Not Just Laziness: Health Reasons for Lack of Motivation

Not Just Laziness: Health Reasons for Lack of Motivation

Sometimes, you want to do nothing, and that’s normal. Rest is essential to replenish your energy and motivation. When you’re feeling lazy, it might be your body telling you to take a break. Hence, you shouldn’t regard laziness negatively.

But there are instances where your laziness might not be so usual anymore. Instead, it might indicate a health issue. Maybe your immune system has detected a foreign body in your system and is attacking it. Or it might be a mental health problem, like work- or school-related stress.

The point is laziness beyond your control isn’t always an attitude problem. Break the stigma against poor motivation by considering the possible health reasons.

1. Bad Lifestyle Choices

Your lifestyle directly impacts your health. As such, bad habits—like drinking too much alcohol, not sleeping enough, or overeating—can affect your energy levels. Even if you drink coffee or Red Bull six times a day or more to pump yourself up, it won’t cure your sluggishness.

Heavily Relying on caffeine is a possible culprit for your low energy too. Consuming more than 400 mg of caffeine in a day can cause insomnia, restlessness, increased heart rate, and headaches. Those symptoms will affect the quality of your rest and sleep, so your body isn’t given a chance to recharge truly.

If you’re guilty of these lifestyle practices, make minor adjustments until you get accustomed to a healthier routine. Reduce your intake of caffeine and alcohol each time you’d drink them. Set a consistent sleep schedule and follow it even on weekends. These changes will bring back your body’s circadian rhythm that isn’t influenced by any substance.

2. Anemia

Anemia acts differently on each person it affects. The symptoms go unnoticed in mild or gradual cases, but the disease is far from cured. But all types of anemia have common symptoms, including fatigue, energy loss, and difficulty concentrating, among others.

There are four possible causes of anemia:

  • Iron deficiency
  • Vitamin B12 deficiency
  • Chronic lead poisoning
  • Chronic red blood cell destruction

Iron deficiency anemia also causes pica, or a strange craving for inedible items. It also curves the nails upward and causes mouth sores and cracks. If your laziness is combined with those symptoms, get checked as soon as possible.

Suppose your laziness is accompanied by a pins and needles sensation in the hands or feet, a wobbly gait, reduced sense of touch, and clumsiness or soreness in your limbs. In that case, it’s most likely vitamin B12 deficiency. Vitamin B12 injections and dietary changes can treat this.
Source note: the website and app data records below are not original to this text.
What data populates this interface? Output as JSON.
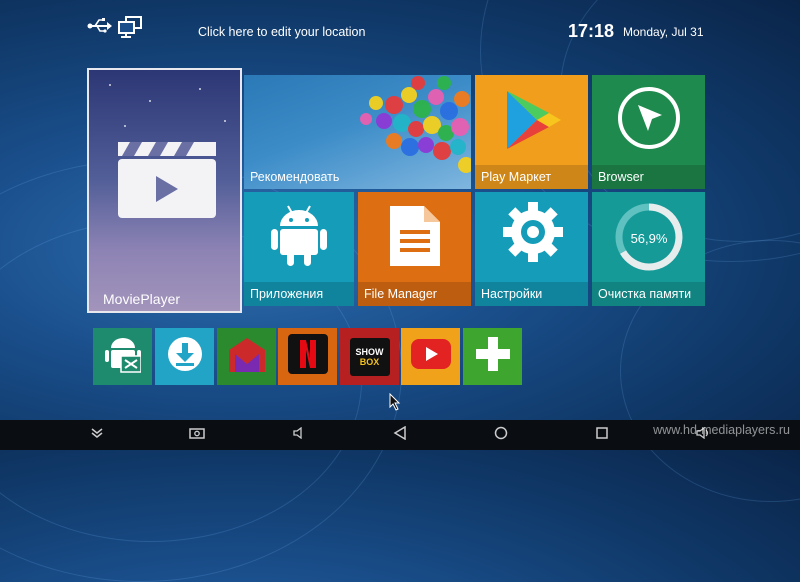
{
  "topbar": {
    "location": "Click here to edit your location",
    "time": "17:18",
    "date": "Monday, Jul 31"
  },
  "tiles": {
    "movieplayer": "MoviePlayer",
    "recommend": "Рекомендовать",
    "playmarket": "Play Маркет",
    "browser": "Browser",
    "apps": "Приложения",
    "filemgr": "File Manager",
    "settings": "Настройки",
    "cleaner": "Очистка памяти",
    "cleaner_percent": "56,9%"
  },
  "shortcuts": {
    "showbox_line1": "SHOW",
    "showbox_line2": "BOX"
  },
  "watermark": "www.hd-mediaplayers.ru",
  "colors": {
    "playmarket": "#f19e1c",
    "browser": "#1f8a4d",
    "apps": "#159cb9",
    "filemgr": "#de6e12",
    "cleaner": "#159a98"
  },
  "icons": {
    "topbar": [
      "usb-icon",
      "network-icon"
    ],
    "navbar": [
      "hide-bar-icon",
      "screenshot-icon",
      "volume-down-icon",
      "back-icon",
      "home-icon",
      "recents-icon",
      "volume-up-icon"
    ],
    "shortcuts": [
      "android-tools-icon",
      "downloader-icon",
      "mobdro-icon",
      "netflix-icon",
      "showbox-icon",
      "youtube-icon",
      "add-icon"
    ]
  }
}
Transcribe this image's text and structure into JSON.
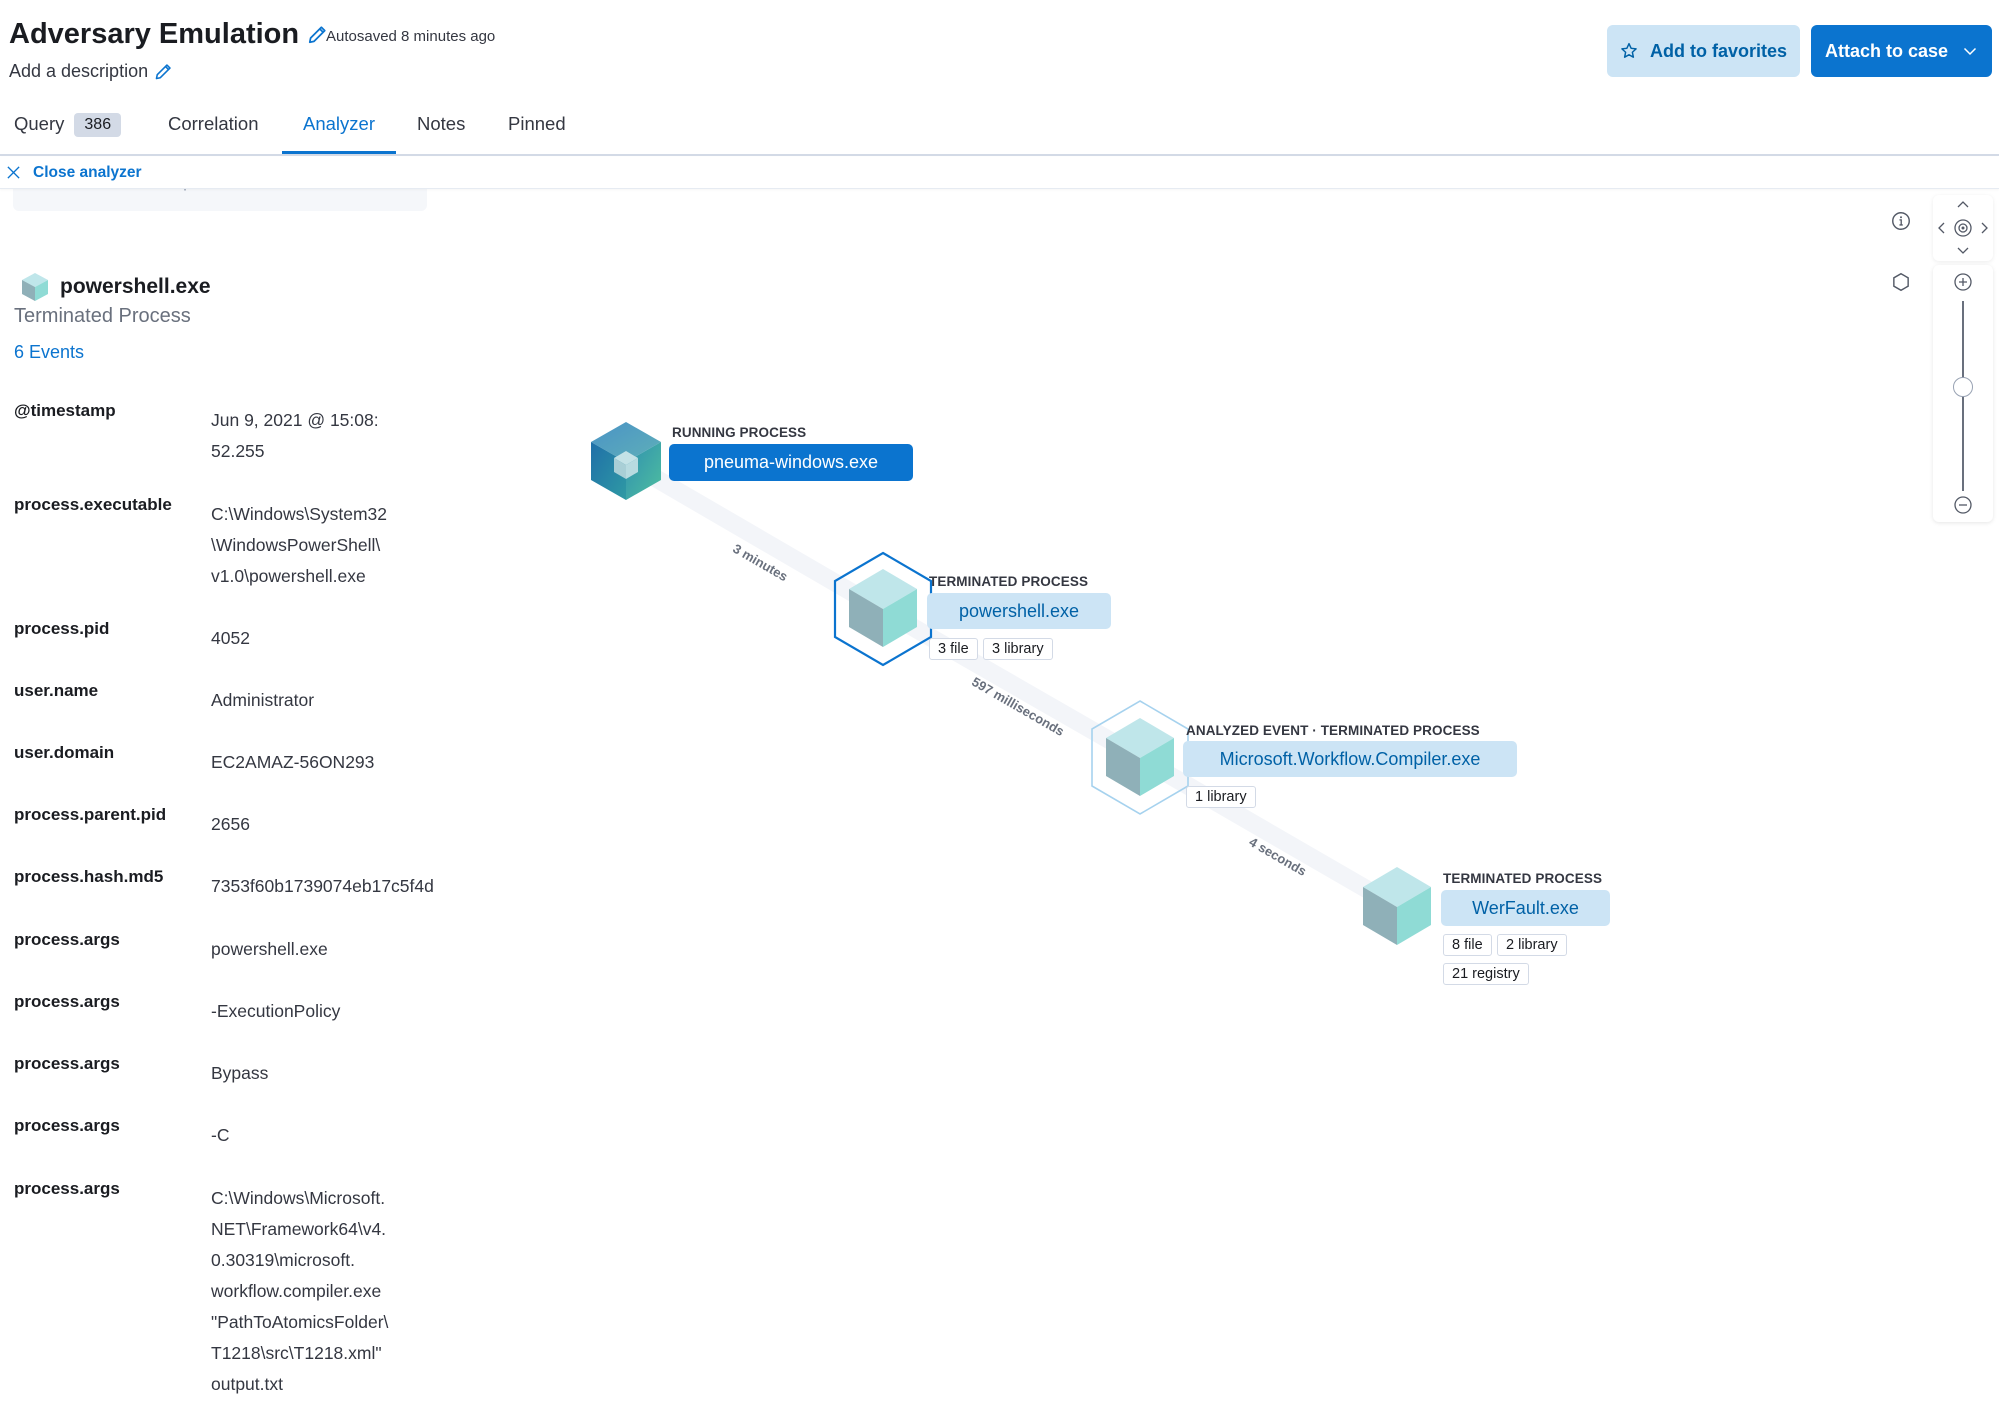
{
  "header": {
    "title": "Adversary Emulation",
    "autosaved": "Autosaved 8 minutes ago",
    "description_placeholder": "Add a description",
    "favorites_button": "Add to favorites",
    "attach_button": "Attach to case"
  },
  "tabs": [
    {
      "label": "Query",
      "badge": "386",
      "active": false
    },
    {
      "label": "Correlation",
      "active": false
    },
    {
      "label": "Analyzer",
      "active": true
    },
    {
      "label": "Notes",
      "active": false
    },
    {
      "label": "Pinned",
      "active": false
    }
  ],
  "close_analyzer": "Close analyzer",
  "panel": {
    "breadcrumb": "Events / Details for: powershell....",
    "process_name": "powershell.exe",
    "process_state": "Terminated Process",
    "events_link": "6 Events",
    "fields": [
      {
        "key": "@timestamp",
        "value": "Jun 9, 2021 @ 15:08:\n52.255"
      },
      {
        "key": "process.executable",
        "value": "C:\\Windows\\System32\n\\WindowsPowerShell\\\nv1.0\\powershell.exe"
      },
      {
        "key": "process.pid",
        "value": "4052"
      },
      {
        "key": "user.name",
        "value": "Administrator"
      },
      {
        "key": "user.domain",
        "value": "EC2AMAZ-56ON293"
      },
      {
        "key": "process.parent.pid",
        "value": "2656"
      },
      {
        "key": "process.hash.md5",
        "value": "7353f60b1739074eb17c5f4d"
      },
      {
        "key": "process.args",
        "value": "powershell.exe"
      },
      {
        "key": "process.args",
        "value": "-ExecutionPolicy"
      },
      {
        "key": "process.args",
        "value": "Bypass"
      },
      {
        "key": "process.args",
        "value": "-C"
      },
      {
        "key": "process.args",
        "value": "C:\\Windows\\Microsoft.\nNET\\Framework64\\v4.\n0.30319\\microsoft.\nworkflow.compiler.exe\n\"PathToAtomicsFolder\\\nT1218\\src\\T1218.xml\"\noutput.txt"
      }
    ]
  },
  "graph": {
    "nodes": [
      {
        "state": "RUNNING PROCESS",
        "name": "pneuma-windows.exe",
        "style": "primary",
        "pills": []
      },
      {
        "state": "TERMINATED PROCESS",
        "name": "powershell.exe",
        "style": "secondary",
        "selected": true,
        "pills": [
          "3 file",
          "3 library"
        ]
      },
      {
        "state": "ANALYZED EVENT · TERMINATED PROCESS",
        "name": "Microsoft.Workflow.Compiler.exe",
        "style": "secondary",
        "pills": [
          "1 library"
        ]
      },
      {
        "state": "TERMINATED PROCESS",
        "name": "WerFault.exe",
        "style": "secondary",
        "pills": [
          "8 file",
          "2 library",
          "21 registry"
        ]
      }
    ],
    "edges": [
      {
        "label": "3 minutes"
      },
      {
        "label": "597 milliseconds"
      },
      {
        "label": "4 seconds"
      }
    ]
  },
  "controls": {
    "zoom_level": 0.55,
    "icons": [
      "info-icon",
      "schema-hexagon-icon",
      "pan-up-icon",
      "pan-left-icon",
      "center-icon",
      "pan-right-icon",
      "pan-down-icon",
      "zoom-in-icon",
      "zoom-out-icon"
    ]
  },
  "colors": {
    "accent": "#0b74cf",
    "accent_light": "#cce4f5",
    "text_dark": "#1a1c21",
    "text_muted": "#69707d",
    "cube_light": "#8fdbd5",
    "cube_running": "#2f8fb0"
  }
}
Chronic lead poisoning should be more obvious, as it causes vomiting, abdominal pains, and constipation. But since those symptoms are the same as many gastrointestinal conditions, look for the telltale blue-black line on your gums. Call your health department or rush to the hospital at once if you see it. The lead should be removed from your system fast. If you’ve ingested a lot of lead, you will need chelation therapy to recover.

Lastly, chronic red blood cell destruction causes jaundice, brown or red urine, leg ulcers, and gallstone symptoms. A blood transfusion is one of the treatments for this.

3. Autoimmune Disease

Up to 50 percent of autoimmune disease patients exhibit depression-like symptoms, including laziness and fatigue. Hypothyroidism, or an underactive thyroid, is one common autoimmune disease. It causes your thyroid glands to produce fewer thyroid hormones than necessary. Besides fatigue, its symptoms include weight gain, depression, and muscle aches, among others. The disease has no cure, but its symptoms can be relieved through hormone replacements and lifestyle changes.

If fatigue is your main problem, you might have chronic fatigue syndrome (CFS). Its symptoms include chronic insomnia, memory loss, muscle aches, and dizziness when changing bodily positions. Sometimes, it also causes swollen lymph nodes and frequent sore throat. It has no cure as well, but effective CFS treatments will alleviate its symptoms.

4. Depression

Depression and laziness can go hand-in-hand. Since depression makes you stop enjoying the things you used to like, it tamps down your overall motivation. Depression also causes fatigue, which 90% of its patients experience.

If your laziness is coupled with mental health issues, don’t hesitate to seek counseling. Depression can also be life-threatening, so don’t downplay it as mere sadness. Anti-depressants, support groups, and other mental health activities will keep you from hitting rock bottom. For that reason, seeking treatment will be one of the best decisions you’ll ever make.

Again, laziness is not always a simple refusal to do anything. If it’s already affecting the quality of your life, take it more seriously and get help. Spread awareness about its relationship to your health. That way, anyone going through the same struggle can understand their condition.

Meta title: Feeling Lazy? You Might Actually Be Sick
meta desc: It’s normal to feel like doing nothing sometimes. But dealing with sluggishness every day might indicate a health issue that needs to be addressed immediately.